■ Task description ■
Show, from the records below, all lines that contain the word "content".

── Provided records

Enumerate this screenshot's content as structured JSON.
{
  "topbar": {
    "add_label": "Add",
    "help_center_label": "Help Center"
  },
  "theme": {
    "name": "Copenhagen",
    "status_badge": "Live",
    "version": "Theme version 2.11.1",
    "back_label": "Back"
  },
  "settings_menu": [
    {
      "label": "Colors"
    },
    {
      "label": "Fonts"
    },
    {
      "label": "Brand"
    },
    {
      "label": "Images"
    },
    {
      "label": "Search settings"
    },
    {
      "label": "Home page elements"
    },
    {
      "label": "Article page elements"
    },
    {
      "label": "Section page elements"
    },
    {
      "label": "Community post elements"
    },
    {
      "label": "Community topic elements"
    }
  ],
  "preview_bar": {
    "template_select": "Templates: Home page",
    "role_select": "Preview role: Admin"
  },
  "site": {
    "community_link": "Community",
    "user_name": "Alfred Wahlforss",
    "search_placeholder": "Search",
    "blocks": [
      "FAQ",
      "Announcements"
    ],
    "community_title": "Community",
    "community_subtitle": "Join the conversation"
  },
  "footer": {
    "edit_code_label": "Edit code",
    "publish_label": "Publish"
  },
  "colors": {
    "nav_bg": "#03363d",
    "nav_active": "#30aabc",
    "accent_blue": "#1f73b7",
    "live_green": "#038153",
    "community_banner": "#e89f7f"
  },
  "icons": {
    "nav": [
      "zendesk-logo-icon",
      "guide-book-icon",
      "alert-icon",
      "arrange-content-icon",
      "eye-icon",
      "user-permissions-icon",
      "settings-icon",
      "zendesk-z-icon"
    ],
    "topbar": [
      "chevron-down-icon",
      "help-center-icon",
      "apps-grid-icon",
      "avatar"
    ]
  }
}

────

■ Solution to this exercise ■
Enumerate this screenshot's content as structured JSON.
      "arrange-content-icon",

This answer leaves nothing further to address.